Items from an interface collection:
· · · · ·
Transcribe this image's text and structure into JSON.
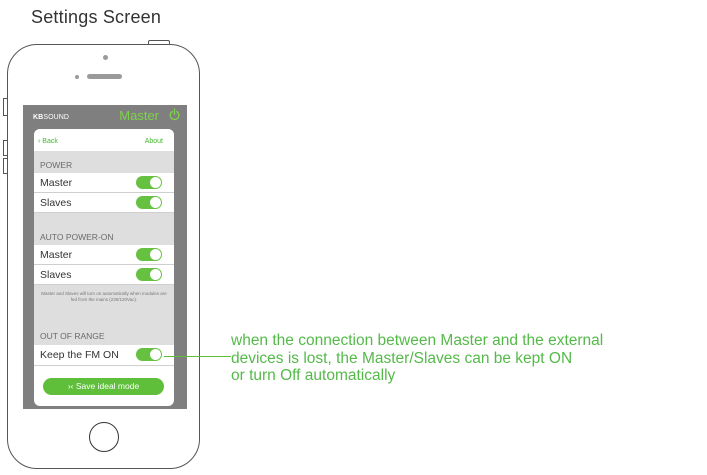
{
  "page_title": "Settings Screen",
  "header": {
    "brand_bold": "KB",
    "brand_rest": "SOUND",
    "title": "Master",
    "power_icon": "power-icon",
    "accent": "#7dd24a"
  },
  "nav": {
    "back_label": "Back",
    "about_label": "About"
  },
  "sections": {
    "power": {
      "title": "POWER",
      "rows": [
        {
          "label": "Master",
          "on": true
        },
        {
          "label": "Slaves",
          "on": true
        }
      ]
    },
    "auto_power": {
      "title": "AUTO POWER-ON",
      "rows": [
        {
          "label": "Master",
          "on": true
        },
        {
          "label": "Slaves",
          "on": true
        }
      ],
      "note": "Master and Slaves will turn on automatically when modules are fed from the mains (230/120Vac)."
    },
    "out_of_range": {
      "title": "OUT OF RANGE",
      "rows": [
        {
          "label": "Keep the FM ON",
          "on": true
        }
      ]
    }
  },
  "save_button": {
    "icon": "compress-arrows-icon",
    "icon_glyph": "›‹",
    "label": "Save ideal mode"
  },
  "annotation": {
    "lines": [
      "when the connection between Master and the external",
      "devices is lost, the Master/Slaves can be kept ON",
      "or turn Off automatically"
    ]
  },
  "colors": {
    "toggle_on": "#65c13f",
    "screen_bg": "#7f7f7f",
    "section_bg": "#dedede",
    "annotation": "#55b94a"
  }
}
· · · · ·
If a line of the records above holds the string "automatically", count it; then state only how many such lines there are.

__Solution to this exercise__
2